Many House Republicans have argued their Democratic colleagues have presented articles of impeachment against President Trump based not on any crime but largely on differences over policy.
It’s not the first time. On Nov. 11, 1983, seven House Democrats introduced a draft resolution to impeach President Ronald Reagan for “ordering the invasion of Grenada in violation of the Constitution.”
In 2019, Democrats dismiss as “conspiracy theories” allegations of corruption related to Ukraine to affect the 2016 election along with Hunter Biden’s profiting from a corrupt Ukrainian company while his father oversaw Ukraine policy.
In 1983, Democrats apparently had no concern about the threat of another Caribbean island nation falling to communism.
A new Fox Nation documentary, “Reagan’s Fury: Battle for Grenada,” reexamines the invasion of Grenada in 1983, which FoxNews.com noted is an event that is now celebrated by Grenadians as a day of liberation from the oppression of Marxist communism.
“When President Ronald Reagan took office, many Americans viewed communism as basically just another political system that the free world had to deal with and co-exist with,” narrated Fox News’ chief political anchor, Bret Baier.
“But to Reagan, the threat of the Soviet Union and others who spoke of worldwide Marxist revolution could not be ignored,” Baier said. “Which is why he resolved to stand up to the aggression of Moscow and its satellites, leading to the first U.S. combat mission since the Vietnam War. Operation Urgent Fury in Grenada.”
Granada’s democratic government was overthrown and replaced by the one-party, totalitarian rule of Maurice Bishop.
“It was Bishop’s ties to Cuba and the Soviet Union that alarmed President Reagan,” said Baier in the documentary.
Reagan said the Soviet-Cuban militarization of Grenada “can only be seen as power projection into the region.”
Reagan also was concerned about the more than 600 American medical students living at St. George’s University in Grenada.
He approved an invasion of Grenada on Oct. 25, 1983, called Operation Urgent Fury, which was condemned by some internationally and in the U.S.
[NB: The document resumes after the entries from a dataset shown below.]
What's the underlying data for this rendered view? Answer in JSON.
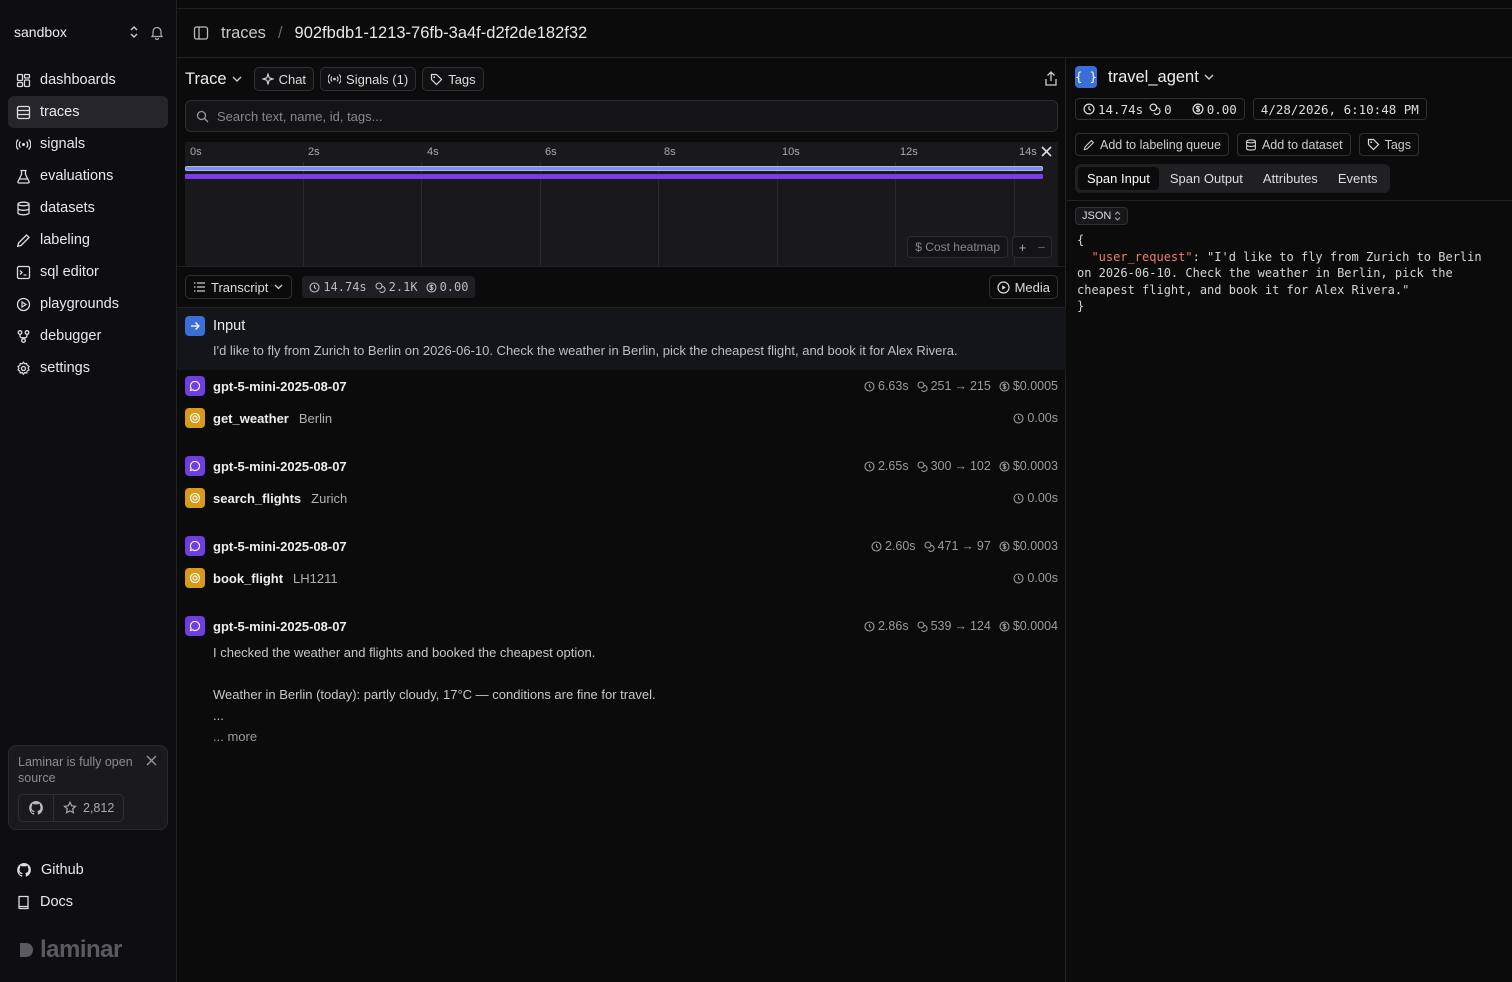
{
  "sidebar": {
    "workspace": "sandbox",
    "items": [
      {
        "label": "dashboards",
        "icon": "dashboard-icon"
      },
      {
        "label": "traces",
        "icon": "list-icon"
      },
      {
        "label": "signals",
        "icon": "signal-icon"
      },
      {
        "label": "evaluations",
        "icon": "flask-icon"
      },
      {
        "label": "datasets",
        "icon": "database-icon"
      },
      {
        "label": "labeling",
        "icon": "pen-icon"
      },
      {
        "label": "sql editor",
        "icon": "terminal-icon"
      },
      {
        "label": "playgrounds",
        "icon": "play-icon"
      },
      {
        "label": "debugger",
        "icon": "debug-icon"
      },
      {
        "label": "settings",
        "icon": "gear-icon"
      }
    ],
    "active": "traces",
    "promo": {
      "text": "Laminar is fully open source",
      "stars": "2,812"
    },
    "footer": [
      {
        "label": "Github",
        "icon": "github-icon"
      },
      {
        "label": "Docs",
        "icon": "book-icon"
      }
    ],
    "brand": "laminar"
  },
  "breadcrumb": {
    "section": "traces",
    "separator": "/",
    "trace_id": "902fbdb1-1213-76fb-3a4f-d2f2de182f32"
  },
  "toolbar": {
    "title": "Trace",
    "chat": "Chat",
    "signals": "Signals (1)",
    "tags": "Tags"
  },
  "search": {
    "placeholder": "Search text, name, id, tags..."
  },
  "timeline": {
    "ticks": [
      "0s",
      "2s",
      "4s",
      "6s",
      "8s",
      "10s",
      "12s",
      "14s"
    ],
    "cost_heatmap": "$ Cost heatmap"
  },
  "transcript": {
    "view": "Transcript",
    "duration": "14.74s",
    "tokens": "2.1K",
    "cost": "0.00",
    "media": "Media"
  },
  "input": {
    "label": "Input",
    "text": "I'd like to fly from Zurich to Berlin on 2026-06-10. Check the weather in Berlin, pick the cheapest flight, and book it for Alex Rivera."
  },
  "spans": [
    {
      "type": "llm",
      "name": "gpt-5-mini-2025-08-07",
      "duration": "6.63s",
      "tokens_in": "251",
      "tokens_out": "215",
      "cost": "$0.0005"
    },
    {
      "type": "tool",
      "name": "get_weather",
      "arg": "Berlin",
      "duration": "0.00s"
    },
    {
      "type": "llm",
      "name": "gpt-5-mini-2025-08-07",
      "duration": "2.65s",
      "tokens_in": "300",
      "tokens_out": "102",
      "cost": "$0.0003"
    },
    {
      "type": "tool",
      "name": "search_flights",
      "arg": "Zurich",
      "duration": "0.00s"
    },
    {
      "type": "llm",
      "name": "gpt-5-mini-2025-08-07",
      "duration": "2.60s",
      "tokens_in": "471",
      "tokens_out": "97",
      "cost": "$0.0003"
    },
    {
      "type": "tool",
      "name": "book_flight",
      "arg": "LH1211",
      "duration": "0.00s"
    },
    {
      "type": "llm",
      "name": "gpt-5-mini-2025-08-07",
      "duration": "2.86s",
      "tokens_in": "539",
      "tokens_out": "124",
      "cost": "$0.0004"
    }
  ],
  "final_output": {
    "line1": "I checked the weather and flights and booked the cheapest option.",
    "line2": "Weather in Berlin (today): partly cloudy, 17°C — conditions are fine for travel.",
    "line3": "...",
    "more": "... more"
  },
  "detail": {
    "span_name": "travel_agent",
    "duration": "14.74s",
    "tokens": "0",
    "cost": "0.00",
    "timestamp": "4/28/2026, 6:10:48 PM",
    "actions": [
      "Add to labeling queue",
      "Add to dataset",
      "Tags"
    ],
    "tabs": [
      "Span Input",
      "Span Output",
      "Attributes",
      "Events"
    ],
    "active_tab": "Span Input",
    "format": "JSON",
    "json_open": "{",
    "json_key": "\"user_request\"",
    "json_value": ": \"I'd like to fly from Zurich to Berlin on 2026-06-10. Check the weather in Berlin, pick the cheapest flight, and book it for Alex Rivera.\"",
    "json_close": "}"
  }
}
“The United Nations Security Council passed a resolution, vetoed by the U.S., condemning Urgent Fury as a flagrant violation of international law,” said Baier. “And some of President Reagan’s domestic critics painted him as the villain of the Western Hemisphere. In fact, seven House Democrats even drafted an impeachment resolution.”
But the documentary points out that the view of residents of Grenada was positive at the time and remains that way today.
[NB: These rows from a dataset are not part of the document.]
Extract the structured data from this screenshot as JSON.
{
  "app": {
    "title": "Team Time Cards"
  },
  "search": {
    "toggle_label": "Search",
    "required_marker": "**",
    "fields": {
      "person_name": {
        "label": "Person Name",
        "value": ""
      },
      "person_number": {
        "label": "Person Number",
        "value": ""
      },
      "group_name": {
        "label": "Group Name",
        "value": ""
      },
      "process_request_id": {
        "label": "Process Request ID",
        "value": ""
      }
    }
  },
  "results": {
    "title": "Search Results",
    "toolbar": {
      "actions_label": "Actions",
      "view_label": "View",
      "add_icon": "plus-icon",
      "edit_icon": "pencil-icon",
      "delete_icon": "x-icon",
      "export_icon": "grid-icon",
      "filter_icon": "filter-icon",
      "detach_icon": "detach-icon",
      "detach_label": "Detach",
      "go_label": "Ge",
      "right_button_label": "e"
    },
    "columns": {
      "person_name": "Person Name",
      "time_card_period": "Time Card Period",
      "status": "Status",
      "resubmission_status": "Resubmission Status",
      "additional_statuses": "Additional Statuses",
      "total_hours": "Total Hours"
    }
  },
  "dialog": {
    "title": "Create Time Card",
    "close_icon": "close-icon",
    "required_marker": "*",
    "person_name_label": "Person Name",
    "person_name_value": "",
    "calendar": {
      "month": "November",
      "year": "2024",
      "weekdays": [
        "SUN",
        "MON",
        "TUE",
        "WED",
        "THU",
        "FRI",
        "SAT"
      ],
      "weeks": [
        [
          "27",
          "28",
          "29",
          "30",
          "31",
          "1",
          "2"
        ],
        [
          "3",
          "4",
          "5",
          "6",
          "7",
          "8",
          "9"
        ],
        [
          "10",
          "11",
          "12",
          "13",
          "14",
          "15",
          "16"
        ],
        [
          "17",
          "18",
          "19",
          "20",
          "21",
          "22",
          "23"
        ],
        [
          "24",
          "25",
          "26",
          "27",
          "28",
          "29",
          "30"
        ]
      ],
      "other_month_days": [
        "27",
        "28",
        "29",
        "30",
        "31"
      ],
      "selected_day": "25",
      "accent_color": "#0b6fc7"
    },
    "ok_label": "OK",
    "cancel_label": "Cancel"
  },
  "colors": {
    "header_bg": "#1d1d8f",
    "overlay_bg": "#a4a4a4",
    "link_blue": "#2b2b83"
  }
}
“I must say that the support of the American government and people at the time after the intervention in Grenada, that was quite substantial,” said Keith Mitchell, who initially supported Grenada’s Marxist revolution but quickly became disillusioned with it.
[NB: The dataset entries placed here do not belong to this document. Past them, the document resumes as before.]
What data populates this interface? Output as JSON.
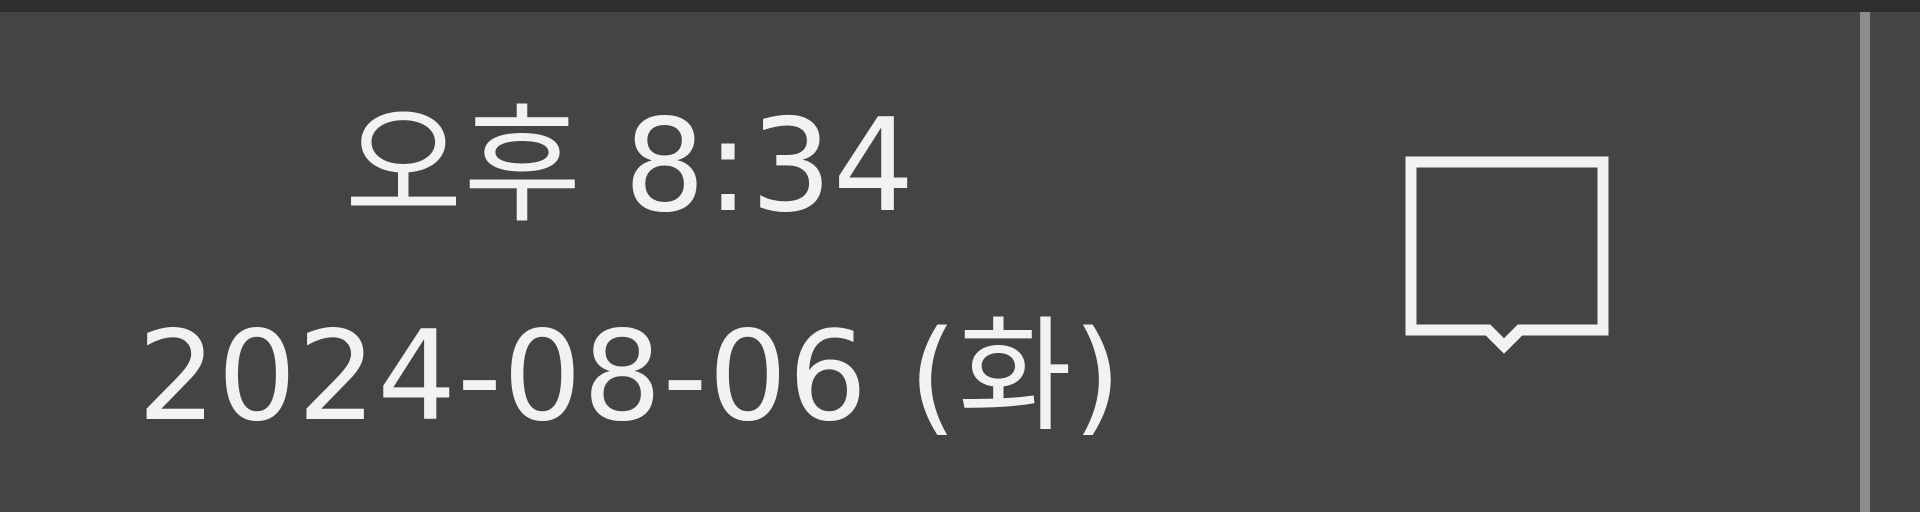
{
  "taskbar": {
    "clock": {
      "time": "오후 8:34",
      "date": "2024-08-06 (화)"
    },
    "notification": {
      "icon": "notification-center-icon"
    },
    "colors": {
      "background": "#444444",
      "text": "#f2f2f2",
      "top_border": "#2f2f2f",
      "divider": "#8c8c8c"
    }
  }
}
Today, Mitchell is the prime minister of Grenada.
“We’ve seen a tremendous transformation in the quality of life of the people since [Operation Urgent Fury],” he said.
“Nothing beats freedom. Freedom is fundamental.”